The key to understanding why a face appears "older" or tired is to look at what happens to facial volume over time. By studying MRI images of the aging face, we have learned that fat and bone are reabsorbed by the body slowly over the years. In time, this leads to sunken, hollow looking cheeks, especially the upper cheeks. This can often lead to a deep valley, right underneath the lower eyelid, causing the lower eyelid to look like it is bulging out.
Previously, almost all lower eyelid bulging was treated by surgically removing the lower eyelid fat. This eliminated the bulging, but somehow caused the face to appear even older as the person aged. Young faces look full. Older faces look skeletonized an hollow. So, by further hollowing out the face, the patient looked even older. Quite the opposite of what many patients were trying to accomplish.
Having understood the connection between fat loss and the aging face, many doctors are using new techniques for treatment of this condition.

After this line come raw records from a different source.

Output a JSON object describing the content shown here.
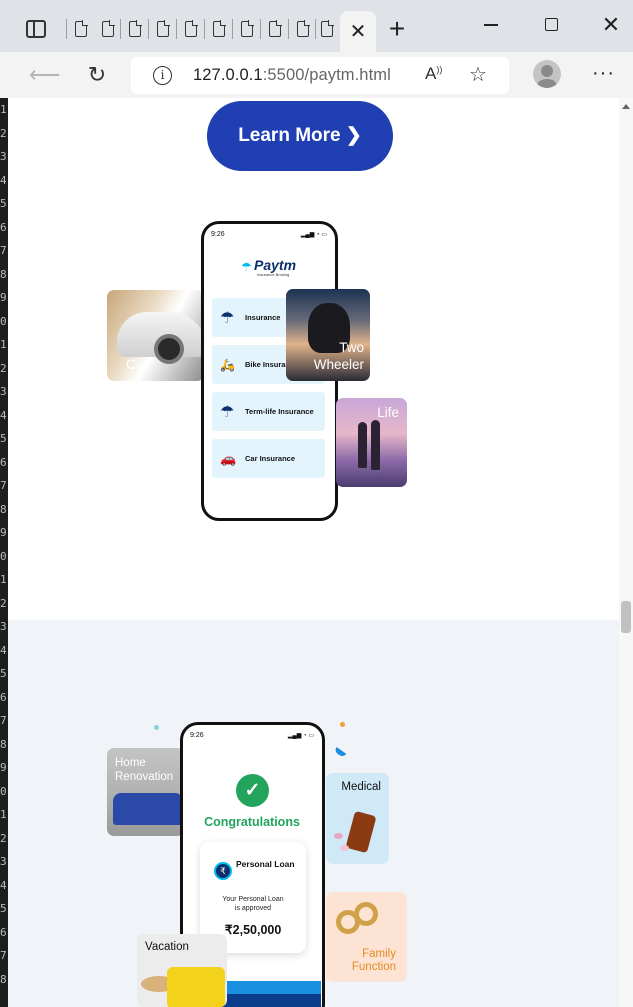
{
  "browser": {
    "url_host": "127.0.0.1",
    "url_rest": ":5500/paytm.html",
    "new_tab": "+",
    "close_tab": "✕",
    "minimize": "—",
    "close": "✕",
    "menu": "···"
  },
  "gutter_numbers": [
    "1",
    "2",
    "3",
    "4",
    "5",
    "6",
    "7",
    "8",
    "9",
    "0",
    "1",
    "2",
    "3",
    "4",
    "5",
    "6",
    "7",
    "8",
    "9",
    "0",
    "1",
    "2",
    "3",
    "4",
    "5",
    "6",
    "7",
    "8",
    "9",
    "0",
    "1",
    "2",
    "3",
    "4",
    "5",
    "6",
    "7",
    "8"
  ],
  "hero": {
    "learn_more": "Learn More ❯"
  },
  "insurance_phone": {
    "time": "9:26",
    "brand": "Paytm",
    "brand_sub": "Insurance Broking",
    "items": [
      {
        "label": "Insurance",
        "icon": "umbrella-icon"
      },
      {
        "label": "Bike Insurance",
        "icon": "bike-icon"
      },
      {
        "label": "Term-life Insurance",
        "icon": "family-umbrella-icon"
      },
      {
        "label": "Car Insurance",
        "icon": "car-icon"
      }
    ]
  },
  "insurance_tiles": {
    "car": "Car",
    "two_wheeler": "Two\nWheeler",
    "life": "Life"
  },
  "loan_phone": {
    "time": "9:26",
    "congrats": "Congratulations",
    "card_title": "Personal Loan",
    "card_message": "Your Personal Loan is approved",
    "amount": "₹2,50,000"
  },
  "loan_tiles": {
    "home_renovation": "Home\nRenovation",
    "medical": "Medical",
    "family_function": "Family\nFunction",
    "vacation": "Vacation"
  },
  "colors": {
    "brand_blue": "#1f3fb3",
    "paytm_navy": "#0b2f6a",
    "paytm_cyan": "#00b9f1",
    "success_green": "#22a45d",
    "accent_orange": "#e58a1f"
  }
}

One such technique is fat transfer. Having taught fat transfer for years at the University of Southern California Keck School of Medicine, I know this to be an incredibly powerful procedure. It can be performed using just local anesthesia in a doctor's office. The fat is harvested almost painlessly from the thigh or abdomen, and injected into the face using a tiny needle or cannula. The fat fills the valley in the upper cheek, and feels soft and natural. Sure, some fat may be absorbed by the body, and a touch up fat transfer may be necessary, but a touch up is easy to do, and takes very little time.
Another good option is using a hyaluronic acid filler such as Restylane. This works just like fat transfer, by filling the valley where the lower eyelid meets the upper cheek. The advantage, however, is that Restylane is very quick and easy to do, and eliminates the need for fat harvesting. I do this quite often, and have developed a technique that leads to very little pain or bruising. It is quite remarkable how often patients can avoid surgery just by doing this procedure.
In regard to your question about where Restylane can be placed, it depends on technique. With proper experience, it is possible to place Restylane almost anywhere along the lower eyelid. There is always the risk of injecting Restylane directly into a blood vessel, and this can lead to retinal artery occlusion and blindness. However, this is such a rare occurrence, that only very few instances were ever reported, despite the popularity of these types of injections. I feel quite comfortable performing these types of injections, and would also feel comfortable having this performed on me or my family members (and in fact, I have performed this on many of my family members!)
Should the lower eyelid bulging be severe enough to warrant surgical correction, again, the key is volume preservation. There is a trend developing toward preservation and repositioning of lower eyelid fat as opposed to removal of the fat. By repositioning the fat, the surgeon can avoid the hollow, skeletonized appearance that can result as a person ages after having lower eyelid surgery done. I almost always use this technique for lower eyelid surgery.